Tag Archives: Frida Kahlo

Featured Exhibition: Leo Matiz (1917-1998) muralista de la lente

quijote-leomatizLeo Matiz (1917-1998) muralista de la lente, Antiguo Colegio de San Ildefonso, Mexico City. Closes 17 September 2017

Exhibition of 81 photographs by Colombian photographer and photojournalist Leo Matiz. Matiz established his reputation with his work in Mexico between 1941 and 1947, when he photographed artists and muralists such as Diego Rivera, Frieda Kahlo and David Siqueiros and became a close friends with José Clemente Orozco, as well as Latin American film stars and intellectuals and Spanish film directors such as Luís Buñuel. He subsequently mounted photographic campaigns in his native Colombia and in Venezuela in the 1950s, which were reproduced in periodicals such as Life and Paris Match. The exhibition also includes drawings, caricatures and Matiz’s notes to provide a context for his work.

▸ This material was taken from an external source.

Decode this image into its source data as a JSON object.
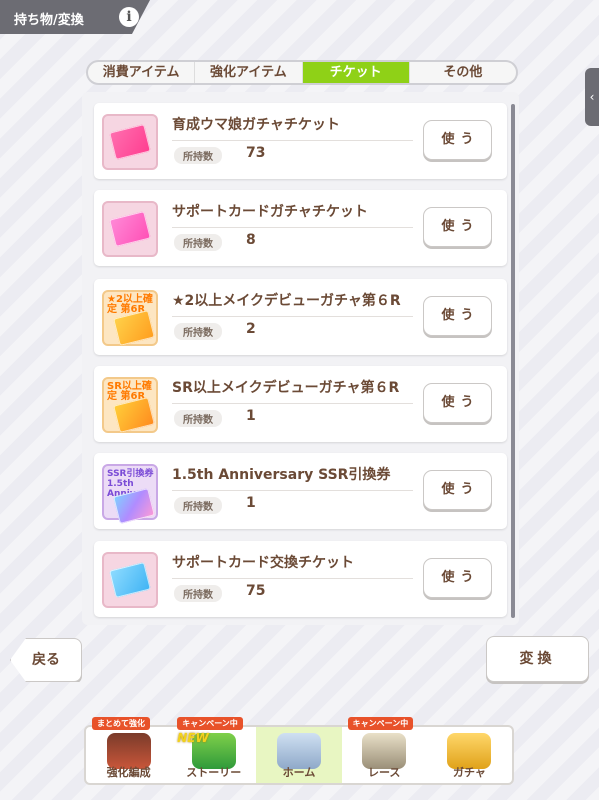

For more information see the exhibition’s website

Closing soon: México 1900–1950 (Dallas)


México 1900–1950
Diego Rivera, Frida Kahlo, José Clemente Orozco, and the Avant-Garde

Dallas Museum of Art

12 March  – 16 July, 2017

Major exhibition exploring 50 years of Mexican modern art. Following its showing at the Grand Palais, Paris, this is the exhibition’s only US venue. The result of a combined cultural endeavour between Mexico and France, the exhibition features circa 200 paintings, sculptures, photographs, drawings and films documenting Mexico’s artistic Renaissance during the first half of the 20th century. Works by the titans of Mexican Modernism are shown alongside those by lesser-known pioneers, including a number of rarely seen works by female artists. Diego Rivera, Frida Kahlo, José Clemente Orozco, Ángel Zárraga, Tina Modotti, and David Alfaro Siqueiros, among others, are on display.

Frida Kahlo and Diego Rivera (Sydney)


Frida Kahlo and Diego Rivera from the Jacques and Natasha Gelman collection

Art Gallery of New South Wales, Sydney
25 June – 9 October 2016

Exhibition presents 33 artworks from the collection of Jacques and Natasha Gelman, including self-portrait paintings and drawings by Frida Kahlo, and major examples of Diego Rivera’s canvas paintings. Alongside these works are over 50 photographs by figures such as Edward Weston, Lola Alvarez Bravo and Frida’s father, Guillermo Kahlo, which provide insights into the artists’ worlds and their intriguing relationship.

Exhibition Artboards: click here.

Exhibition catalogue: click here.

Diego Rivera and Frida Kahlo in Detroit

2015-05-Frida Kahlo and Diego Rivera in Detroit, SFMOMA - low res
Diego Rivera and Frida Kahlo in Detroit
Detroit Institute of Arts

Focuses on the couple’s work in the 1930s boom-town motor-city and Kahlo’s increasing adoption of traditional Mexican dress and symbolism in her work as a reaction against the American city’s elite. Around 70 works are on display, including eight of Rivera’s preparatory drawings for his Detroit Industry mural, and 23 pieces by Kahlo.
Accompanied by a substantial exhibition catalogue
Exhibition closes: 12 July 2015

Frida Kahlo, Rome

Frida Kahlo, Scudiere del Quirinale, Rome, 20 March – 13 July 2014. Exhibition incorporating major paintings by Kahlo alongside photographs of the artist (taken mainly in the 1940s) and focussing especially on the theme of ‘self-depiction’ both in the form of traditional self-portraits and in the development of the Kahlo iconography and ‘legend’. Both the exhibition and the accompanying catalogue are by Helga Prignitz-Poda, one of the three authors of the Kahlo catalogue raisonne published in 1988.

Frida Kahlo, Long Beach, California

2014-05-FridaKahloFrida Kahlo: Her Photos, Museum of Latin American Art, Long Beach, California, 15 March – 8 June 2014. Selection made by leading Mexican photographer and historian Pablo Ortiz Monasterio, of some 257 photographs from the extensive archive (6,500 items) held in the Blue House in Mexico City. Both Kahlo’s father and maternal grandmother were professional photographers and she was herself a collector of nineteenth-century photographs, which she used and manipulated as working tools to inspire her own art. The exhibition is divided into six thematic sections: Kahlo’s parents; the Blue House; her crippled body; Frida’ loves; political struggle; and Diego’s gaze, and includes works by other photographers such as Man Ray, Tina Modotti, and Lola and Manuel Álvarez Bravo.